necessary evil. So I enter my desired information, and click continue,
and get bounced right back to to the original page. I figure my
registration was successful and attempt to log in. That fails. I click
the "assistance" link and enter the e-mail address I used to register,
it's not registered. So I go back to the registration form, enter my
information again, and hit Continue. This time I got an error message,
user names must be at least 6 characters. Um .... ok. So I think of
another username, click Continue, and get a new error:
The e-mail address you entered appears to be a role account. Please
enter an e-mail address that contains your name or initials. Note that
ARIN Web account information will not be published in ARIN's Whois. If
the e-mail address you entered is not a role account, please contact the
Registration Services Department at hostmaster at arin.net or +1.703.227.0660.
I create e-mail addresses of the form <blah>@dougbarton.us for all the
sites that I register on to track whether or not they use my e-mail
address for nefarious purposes. So yes, "arin at dougbarton.us" looks like
a role account, but it's not. So I'll bite, I'll call the number and
talk to them. Ooops! I called at 4:01 pm PST, and y'all had closed up
shop 1 minute earlier. (Yes, I realize that the ARIN office is on the
East Coast, don't care. My working day is still going on for hours more.
Must really suck for ops in HI.)
Now admittedly my method of working on line is different from the
average Internet user, although arguably not _that_ different from a lot

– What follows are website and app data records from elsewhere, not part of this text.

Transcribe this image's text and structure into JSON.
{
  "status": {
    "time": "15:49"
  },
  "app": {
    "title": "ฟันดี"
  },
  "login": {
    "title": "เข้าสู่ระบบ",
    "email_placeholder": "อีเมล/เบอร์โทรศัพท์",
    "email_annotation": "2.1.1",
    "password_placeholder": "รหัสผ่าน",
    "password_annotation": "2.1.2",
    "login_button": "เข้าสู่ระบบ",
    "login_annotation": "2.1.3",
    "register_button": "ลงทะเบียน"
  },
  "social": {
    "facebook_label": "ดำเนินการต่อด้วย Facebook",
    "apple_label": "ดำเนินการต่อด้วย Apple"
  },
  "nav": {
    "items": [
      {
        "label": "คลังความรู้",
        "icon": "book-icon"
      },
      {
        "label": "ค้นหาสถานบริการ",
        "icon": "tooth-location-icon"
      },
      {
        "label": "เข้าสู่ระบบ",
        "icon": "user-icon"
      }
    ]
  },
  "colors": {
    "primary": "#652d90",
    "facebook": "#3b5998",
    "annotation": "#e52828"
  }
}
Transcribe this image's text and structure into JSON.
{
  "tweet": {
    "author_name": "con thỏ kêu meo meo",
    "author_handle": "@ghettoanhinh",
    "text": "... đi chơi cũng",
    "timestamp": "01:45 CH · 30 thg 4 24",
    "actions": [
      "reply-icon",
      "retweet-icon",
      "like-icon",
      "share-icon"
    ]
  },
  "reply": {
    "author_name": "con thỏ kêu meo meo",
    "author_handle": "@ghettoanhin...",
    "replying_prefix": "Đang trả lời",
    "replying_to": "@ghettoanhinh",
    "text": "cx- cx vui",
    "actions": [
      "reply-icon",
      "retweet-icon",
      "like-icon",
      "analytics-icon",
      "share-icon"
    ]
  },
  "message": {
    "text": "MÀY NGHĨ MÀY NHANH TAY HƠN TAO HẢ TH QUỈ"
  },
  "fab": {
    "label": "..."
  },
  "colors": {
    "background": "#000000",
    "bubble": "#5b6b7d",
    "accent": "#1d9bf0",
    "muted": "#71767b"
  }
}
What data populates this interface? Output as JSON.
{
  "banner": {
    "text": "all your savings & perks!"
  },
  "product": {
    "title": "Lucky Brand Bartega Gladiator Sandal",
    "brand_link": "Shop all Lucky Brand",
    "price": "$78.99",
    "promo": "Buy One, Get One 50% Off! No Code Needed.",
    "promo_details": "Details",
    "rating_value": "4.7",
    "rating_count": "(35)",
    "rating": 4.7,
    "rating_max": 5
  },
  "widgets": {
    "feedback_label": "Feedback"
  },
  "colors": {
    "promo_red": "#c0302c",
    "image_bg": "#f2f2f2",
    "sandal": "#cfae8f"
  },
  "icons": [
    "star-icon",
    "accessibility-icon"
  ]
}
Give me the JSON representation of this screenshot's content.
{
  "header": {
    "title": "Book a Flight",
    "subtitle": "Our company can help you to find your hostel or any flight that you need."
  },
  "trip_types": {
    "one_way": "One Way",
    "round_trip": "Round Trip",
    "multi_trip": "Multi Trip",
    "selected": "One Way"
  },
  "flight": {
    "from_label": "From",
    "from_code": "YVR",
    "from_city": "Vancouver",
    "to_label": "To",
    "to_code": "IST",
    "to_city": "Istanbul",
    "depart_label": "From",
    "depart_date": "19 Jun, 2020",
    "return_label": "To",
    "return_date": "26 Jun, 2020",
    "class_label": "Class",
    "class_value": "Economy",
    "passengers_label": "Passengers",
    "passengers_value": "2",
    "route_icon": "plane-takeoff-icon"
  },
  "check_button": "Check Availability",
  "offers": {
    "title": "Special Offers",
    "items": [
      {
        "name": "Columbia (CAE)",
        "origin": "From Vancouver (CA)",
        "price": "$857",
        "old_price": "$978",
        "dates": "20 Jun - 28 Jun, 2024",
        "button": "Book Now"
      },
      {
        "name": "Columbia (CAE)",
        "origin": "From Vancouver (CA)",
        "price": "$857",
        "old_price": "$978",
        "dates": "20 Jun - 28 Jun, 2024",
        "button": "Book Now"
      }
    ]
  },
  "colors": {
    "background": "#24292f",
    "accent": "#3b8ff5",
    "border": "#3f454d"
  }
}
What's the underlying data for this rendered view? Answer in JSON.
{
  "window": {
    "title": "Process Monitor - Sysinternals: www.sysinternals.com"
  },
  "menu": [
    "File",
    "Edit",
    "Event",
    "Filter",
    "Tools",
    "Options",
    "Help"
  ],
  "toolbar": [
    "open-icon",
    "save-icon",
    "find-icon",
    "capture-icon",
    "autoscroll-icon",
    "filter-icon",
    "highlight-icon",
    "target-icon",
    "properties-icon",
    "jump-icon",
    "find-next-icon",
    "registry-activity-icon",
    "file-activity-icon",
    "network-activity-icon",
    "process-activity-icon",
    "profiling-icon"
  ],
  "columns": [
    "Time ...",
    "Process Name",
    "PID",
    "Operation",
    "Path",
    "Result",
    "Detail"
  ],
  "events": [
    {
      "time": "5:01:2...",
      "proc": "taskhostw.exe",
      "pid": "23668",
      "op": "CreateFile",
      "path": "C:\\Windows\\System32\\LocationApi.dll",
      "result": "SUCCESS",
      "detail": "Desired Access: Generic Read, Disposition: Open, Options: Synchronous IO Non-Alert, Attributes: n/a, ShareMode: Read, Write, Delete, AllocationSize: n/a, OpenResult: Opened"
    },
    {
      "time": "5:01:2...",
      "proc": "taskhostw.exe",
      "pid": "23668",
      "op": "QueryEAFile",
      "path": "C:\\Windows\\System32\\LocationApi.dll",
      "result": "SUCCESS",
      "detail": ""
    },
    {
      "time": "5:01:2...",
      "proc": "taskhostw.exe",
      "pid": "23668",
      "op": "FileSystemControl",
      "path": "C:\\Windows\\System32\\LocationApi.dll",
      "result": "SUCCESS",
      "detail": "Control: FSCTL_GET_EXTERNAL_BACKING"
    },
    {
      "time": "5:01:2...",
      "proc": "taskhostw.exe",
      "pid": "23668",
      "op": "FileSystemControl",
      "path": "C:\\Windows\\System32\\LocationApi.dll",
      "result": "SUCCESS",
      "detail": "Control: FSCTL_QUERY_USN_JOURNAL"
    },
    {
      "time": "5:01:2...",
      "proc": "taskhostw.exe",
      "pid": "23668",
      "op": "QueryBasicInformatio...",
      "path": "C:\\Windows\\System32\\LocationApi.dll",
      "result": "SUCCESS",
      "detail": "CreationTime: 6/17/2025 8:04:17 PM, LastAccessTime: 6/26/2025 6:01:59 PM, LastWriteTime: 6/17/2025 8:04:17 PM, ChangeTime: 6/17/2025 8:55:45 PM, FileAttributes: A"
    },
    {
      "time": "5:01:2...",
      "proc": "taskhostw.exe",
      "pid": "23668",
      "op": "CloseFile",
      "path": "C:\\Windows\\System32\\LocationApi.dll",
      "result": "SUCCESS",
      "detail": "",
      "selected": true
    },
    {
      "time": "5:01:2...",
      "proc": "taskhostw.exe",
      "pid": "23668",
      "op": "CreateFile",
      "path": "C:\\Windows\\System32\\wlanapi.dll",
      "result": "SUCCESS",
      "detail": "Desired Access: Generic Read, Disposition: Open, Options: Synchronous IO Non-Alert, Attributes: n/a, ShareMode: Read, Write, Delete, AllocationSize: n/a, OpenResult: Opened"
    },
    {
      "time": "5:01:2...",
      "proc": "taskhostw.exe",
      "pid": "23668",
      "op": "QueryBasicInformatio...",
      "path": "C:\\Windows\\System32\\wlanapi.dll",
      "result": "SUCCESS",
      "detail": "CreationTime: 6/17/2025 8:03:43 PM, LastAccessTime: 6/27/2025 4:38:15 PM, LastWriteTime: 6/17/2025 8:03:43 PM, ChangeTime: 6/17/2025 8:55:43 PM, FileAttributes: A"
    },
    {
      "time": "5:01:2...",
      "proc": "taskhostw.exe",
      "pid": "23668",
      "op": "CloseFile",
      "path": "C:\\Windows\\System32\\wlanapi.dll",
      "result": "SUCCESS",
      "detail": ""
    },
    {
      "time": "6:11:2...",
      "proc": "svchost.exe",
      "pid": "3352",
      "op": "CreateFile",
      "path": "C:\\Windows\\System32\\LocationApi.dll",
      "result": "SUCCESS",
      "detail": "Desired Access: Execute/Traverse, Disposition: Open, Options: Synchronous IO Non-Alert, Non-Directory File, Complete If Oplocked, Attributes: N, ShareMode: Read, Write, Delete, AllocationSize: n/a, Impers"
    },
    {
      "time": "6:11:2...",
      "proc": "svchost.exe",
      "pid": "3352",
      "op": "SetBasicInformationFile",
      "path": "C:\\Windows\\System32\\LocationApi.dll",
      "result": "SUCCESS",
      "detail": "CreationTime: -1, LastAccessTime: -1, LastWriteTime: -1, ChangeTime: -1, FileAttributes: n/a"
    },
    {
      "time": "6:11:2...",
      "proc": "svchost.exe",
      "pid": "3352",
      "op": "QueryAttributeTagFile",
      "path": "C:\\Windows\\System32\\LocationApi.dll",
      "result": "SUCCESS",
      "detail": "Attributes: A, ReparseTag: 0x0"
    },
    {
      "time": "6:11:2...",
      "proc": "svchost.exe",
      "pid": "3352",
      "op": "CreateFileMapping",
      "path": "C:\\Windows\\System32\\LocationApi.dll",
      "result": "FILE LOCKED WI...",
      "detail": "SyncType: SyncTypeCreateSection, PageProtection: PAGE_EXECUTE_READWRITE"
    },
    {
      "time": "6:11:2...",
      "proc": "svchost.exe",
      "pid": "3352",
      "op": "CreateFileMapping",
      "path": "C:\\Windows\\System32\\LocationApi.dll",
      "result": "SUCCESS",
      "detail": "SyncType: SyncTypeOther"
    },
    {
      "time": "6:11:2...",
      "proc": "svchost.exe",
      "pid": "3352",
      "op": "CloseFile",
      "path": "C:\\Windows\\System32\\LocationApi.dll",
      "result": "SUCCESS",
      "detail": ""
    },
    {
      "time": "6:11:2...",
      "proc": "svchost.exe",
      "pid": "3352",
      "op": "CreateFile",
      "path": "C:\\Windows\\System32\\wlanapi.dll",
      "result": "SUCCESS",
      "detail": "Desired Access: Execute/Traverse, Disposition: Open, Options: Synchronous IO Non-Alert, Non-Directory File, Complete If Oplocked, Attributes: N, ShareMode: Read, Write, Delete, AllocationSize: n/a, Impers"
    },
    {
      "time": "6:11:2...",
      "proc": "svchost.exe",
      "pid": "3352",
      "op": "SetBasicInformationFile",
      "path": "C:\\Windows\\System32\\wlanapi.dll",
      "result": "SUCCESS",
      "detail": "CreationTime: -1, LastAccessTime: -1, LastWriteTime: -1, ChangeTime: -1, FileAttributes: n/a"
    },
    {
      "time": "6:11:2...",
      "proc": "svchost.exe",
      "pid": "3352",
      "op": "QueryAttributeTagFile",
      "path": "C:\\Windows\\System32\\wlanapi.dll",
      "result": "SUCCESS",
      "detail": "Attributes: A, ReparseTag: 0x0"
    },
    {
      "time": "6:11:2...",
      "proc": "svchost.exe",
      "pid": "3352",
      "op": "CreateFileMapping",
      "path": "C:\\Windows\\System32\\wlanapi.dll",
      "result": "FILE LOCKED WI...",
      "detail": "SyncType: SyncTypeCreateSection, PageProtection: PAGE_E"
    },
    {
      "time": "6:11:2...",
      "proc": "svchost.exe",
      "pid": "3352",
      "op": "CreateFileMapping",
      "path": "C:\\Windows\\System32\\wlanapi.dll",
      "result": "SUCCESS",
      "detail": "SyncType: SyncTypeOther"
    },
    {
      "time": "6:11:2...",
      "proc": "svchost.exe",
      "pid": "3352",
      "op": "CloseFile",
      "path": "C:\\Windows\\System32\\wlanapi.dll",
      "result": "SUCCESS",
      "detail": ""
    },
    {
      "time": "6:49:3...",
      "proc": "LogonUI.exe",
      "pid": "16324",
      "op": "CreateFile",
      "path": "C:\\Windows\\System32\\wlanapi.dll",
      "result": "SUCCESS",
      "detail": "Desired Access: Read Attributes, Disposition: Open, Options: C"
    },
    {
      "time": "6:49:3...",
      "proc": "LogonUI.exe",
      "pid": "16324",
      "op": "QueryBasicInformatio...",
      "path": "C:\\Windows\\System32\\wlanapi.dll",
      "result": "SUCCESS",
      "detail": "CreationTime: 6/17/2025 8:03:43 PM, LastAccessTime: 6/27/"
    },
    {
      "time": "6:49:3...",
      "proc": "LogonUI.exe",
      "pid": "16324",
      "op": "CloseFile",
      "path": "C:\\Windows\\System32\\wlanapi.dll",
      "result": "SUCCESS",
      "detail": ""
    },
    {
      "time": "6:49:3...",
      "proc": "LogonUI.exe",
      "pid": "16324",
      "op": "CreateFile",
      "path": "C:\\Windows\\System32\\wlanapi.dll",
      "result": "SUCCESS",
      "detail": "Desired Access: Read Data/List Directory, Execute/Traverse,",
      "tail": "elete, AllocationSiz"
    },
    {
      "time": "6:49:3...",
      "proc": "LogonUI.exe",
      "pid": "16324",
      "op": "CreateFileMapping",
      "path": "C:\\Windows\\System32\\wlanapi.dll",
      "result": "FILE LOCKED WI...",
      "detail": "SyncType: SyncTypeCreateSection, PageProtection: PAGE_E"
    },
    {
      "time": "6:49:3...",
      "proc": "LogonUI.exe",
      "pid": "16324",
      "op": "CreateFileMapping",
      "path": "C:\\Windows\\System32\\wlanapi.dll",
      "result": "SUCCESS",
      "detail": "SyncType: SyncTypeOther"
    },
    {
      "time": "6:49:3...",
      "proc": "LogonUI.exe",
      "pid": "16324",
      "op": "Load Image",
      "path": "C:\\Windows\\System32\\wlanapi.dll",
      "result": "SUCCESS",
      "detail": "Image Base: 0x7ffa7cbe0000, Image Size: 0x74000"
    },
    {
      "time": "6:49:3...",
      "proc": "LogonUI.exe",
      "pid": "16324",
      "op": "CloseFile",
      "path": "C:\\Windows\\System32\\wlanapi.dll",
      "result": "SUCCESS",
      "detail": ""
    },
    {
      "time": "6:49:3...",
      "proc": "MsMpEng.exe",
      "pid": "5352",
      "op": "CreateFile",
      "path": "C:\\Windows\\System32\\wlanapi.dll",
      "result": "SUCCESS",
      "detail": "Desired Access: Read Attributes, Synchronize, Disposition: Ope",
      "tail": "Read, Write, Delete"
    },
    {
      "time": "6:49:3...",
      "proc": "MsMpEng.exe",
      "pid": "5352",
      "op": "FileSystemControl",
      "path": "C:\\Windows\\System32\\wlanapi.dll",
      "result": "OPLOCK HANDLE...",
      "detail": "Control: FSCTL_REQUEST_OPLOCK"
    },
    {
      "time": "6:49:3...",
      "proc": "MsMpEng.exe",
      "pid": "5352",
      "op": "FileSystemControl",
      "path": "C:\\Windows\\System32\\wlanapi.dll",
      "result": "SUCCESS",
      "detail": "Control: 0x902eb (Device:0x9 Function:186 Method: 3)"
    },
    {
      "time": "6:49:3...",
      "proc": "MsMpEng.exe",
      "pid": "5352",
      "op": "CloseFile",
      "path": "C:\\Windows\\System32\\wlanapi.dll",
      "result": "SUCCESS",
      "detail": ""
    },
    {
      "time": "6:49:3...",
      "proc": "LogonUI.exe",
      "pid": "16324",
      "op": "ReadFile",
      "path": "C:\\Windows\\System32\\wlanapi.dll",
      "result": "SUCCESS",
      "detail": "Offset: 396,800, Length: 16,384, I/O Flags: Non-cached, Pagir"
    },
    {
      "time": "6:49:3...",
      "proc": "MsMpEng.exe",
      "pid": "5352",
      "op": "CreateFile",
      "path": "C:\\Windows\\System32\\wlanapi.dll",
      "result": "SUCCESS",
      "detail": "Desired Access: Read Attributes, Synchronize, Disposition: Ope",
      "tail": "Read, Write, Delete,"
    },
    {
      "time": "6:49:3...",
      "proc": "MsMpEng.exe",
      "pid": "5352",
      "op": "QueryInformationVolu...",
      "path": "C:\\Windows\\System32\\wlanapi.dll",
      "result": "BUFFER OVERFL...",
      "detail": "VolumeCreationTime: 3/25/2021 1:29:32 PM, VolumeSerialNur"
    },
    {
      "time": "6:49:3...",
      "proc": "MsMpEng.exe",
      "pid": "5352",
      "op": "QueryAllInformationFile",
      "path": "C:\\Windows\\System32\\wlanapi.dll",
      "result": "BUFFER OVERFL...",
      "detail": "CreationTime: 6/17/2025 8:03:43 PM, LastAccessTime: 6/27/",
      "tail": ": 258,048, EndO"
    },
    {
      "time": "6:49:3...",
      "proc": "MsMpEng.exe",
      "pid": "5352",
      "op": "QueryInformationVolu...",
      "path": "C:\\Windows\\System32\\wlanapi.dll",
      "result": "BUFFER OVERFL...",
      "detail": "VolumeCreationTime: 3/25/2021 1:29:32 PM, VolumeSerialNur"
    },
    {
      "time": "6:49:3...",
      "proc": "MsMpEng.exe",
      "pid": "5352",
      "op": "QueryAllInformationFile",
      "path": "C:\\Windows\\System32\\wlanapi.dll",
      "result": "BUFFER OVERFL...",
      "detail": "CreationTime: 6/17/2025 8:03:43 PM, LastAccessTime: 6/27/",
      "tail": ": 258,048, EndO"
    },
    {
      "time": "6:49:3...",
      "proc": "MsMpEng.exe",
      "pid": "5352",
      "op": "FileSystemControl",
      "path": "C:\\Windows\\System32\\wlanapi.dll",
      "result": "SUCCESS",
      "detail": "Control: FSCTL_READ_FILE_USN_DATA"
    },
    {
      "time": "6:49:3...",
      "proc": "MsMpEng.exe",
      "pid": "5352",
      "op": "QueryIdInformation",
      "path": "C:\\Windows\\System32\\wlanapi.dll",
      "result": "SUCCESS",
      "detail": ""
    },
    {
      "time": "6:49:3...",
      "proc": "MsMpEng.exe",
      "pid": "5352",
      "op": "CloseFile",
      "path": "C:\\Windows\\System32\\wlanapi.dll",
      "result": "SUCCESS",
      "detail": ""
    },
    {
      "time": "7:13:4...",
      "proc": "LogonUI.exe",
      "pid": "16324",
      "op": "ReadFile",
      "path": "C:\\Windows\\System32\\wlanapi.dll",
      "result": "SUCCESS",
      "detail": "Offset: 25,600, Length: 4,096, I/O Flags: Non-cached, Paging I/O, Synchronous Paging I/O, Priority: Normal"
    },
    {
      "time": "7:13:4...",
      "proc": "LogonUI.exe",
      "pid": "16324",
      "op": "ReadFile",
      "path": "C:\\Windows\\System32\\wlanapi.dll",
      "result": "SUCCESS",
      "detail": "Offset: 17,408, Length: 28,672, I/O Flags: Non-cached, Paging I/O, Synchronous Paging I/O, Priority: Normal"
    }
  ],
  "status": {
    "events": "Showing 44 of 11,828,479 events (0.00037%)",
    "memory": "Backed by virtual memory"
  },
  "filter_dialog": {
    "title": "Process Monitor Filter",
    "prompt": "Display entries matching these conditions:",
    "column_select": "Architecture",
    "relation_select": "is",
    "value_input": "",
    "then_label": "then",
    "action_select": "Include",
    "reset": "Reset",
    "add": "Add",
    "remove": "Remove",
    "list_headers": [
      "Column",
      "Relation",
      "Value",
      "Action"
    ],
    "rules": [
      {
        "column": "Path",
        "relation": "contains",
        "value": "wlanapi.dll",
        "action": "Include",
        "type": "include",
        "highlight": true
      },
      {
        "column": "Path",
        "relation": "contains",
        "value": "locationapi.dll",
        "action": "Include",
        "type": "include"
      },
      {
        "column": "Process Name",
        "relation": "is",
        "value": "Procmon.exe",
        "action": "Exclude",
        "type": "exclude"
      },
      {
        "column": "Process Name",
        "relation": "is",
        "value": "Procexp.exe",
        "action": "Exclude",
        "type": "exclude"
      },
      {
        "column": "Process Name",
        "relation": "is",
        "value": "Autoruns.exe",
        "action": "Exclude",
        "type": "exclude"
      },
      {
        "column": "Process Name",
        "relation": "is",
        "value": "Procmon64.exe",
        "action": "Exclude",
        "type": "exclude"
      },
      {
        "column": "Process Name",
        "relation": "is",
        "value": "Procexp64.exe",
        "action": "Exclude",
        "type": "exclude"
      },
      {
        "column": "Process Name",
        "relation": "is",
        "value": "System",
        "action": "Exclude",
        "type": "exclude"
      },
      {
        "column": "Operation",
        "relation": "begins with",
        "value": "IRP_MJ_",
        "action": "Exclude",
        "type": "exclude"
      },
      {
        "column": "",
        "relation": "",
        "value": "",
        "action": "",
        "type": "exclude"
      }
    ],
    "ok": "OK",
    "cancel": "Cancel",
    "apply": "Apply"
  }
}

of the people in your custo^Wmember demographic. So one could make the
argument that in its current form the suggestions page actually serves
as a barrier to entry, rather than an effective communications channel.
But soldiering on, I put in my "regular" e-mail address, and hit
Continue again. It once again bounced me back to the main page, but once
again, I was not actually registered. So, I started the whole
registration process all over again, and this time it succeeded. So now...
You must accept the Terms of Service Agreement in order to proceed.
Hmm.. well, 79 very long lines of text, no way to download the document
for my lawyers to review, and most of it applies to people managing
information related to services. But what the heck, I'll give it a go.
So now I have to create a web profile. First/Last, Company, and full
postal address are all mandatory fields. Ok, all done with that, now I
actually have a web account. *phew* Wait, what was I going to do with
it again? Oh yes, I was going to submit a suggestion .... um .... where
is the link for suggestions? At the top of the page I have Number
Resources, Participate, Policies, Fees & Invoices, Knowledge, About Us.
Most of those don't apply to me, so let's see, on the left side we have
Message Center, Web Account, POC Records, Organization Data, Manage
Resources, Track Tickets, Listing Service, Downloads, Ask ARIN ...
neither I nor Firefox can find "suggestions" anywhere on that page. I
could of course use the "Ask ARIN" link which brings up a
reasonable-looking form to send my suggestion in the form of a question,
so I suppose that'll work.
Now in case anyone is still reading this message, my point is _not_
"ARIN SUCKS!" My point is simply that saying, "All you have to do is
...." doesn't always cut it, and as I said (way, way) above there _is_ a
line where it really is incumbent on the operator community to get
involved in the process on your turf. Hopefully though you'll take this
thread as feedback from the operator community that where you have (at
least up until recently) believed that line to be is not appropriate, or
Nothin' ever doesn't change, but nothin' changes much.
-- OK Go
Breadth of IT experience, and depth of knowledge in the DNS.
Yours for the right price. :) http://SupersetSolutions.com/
More information about the NANOG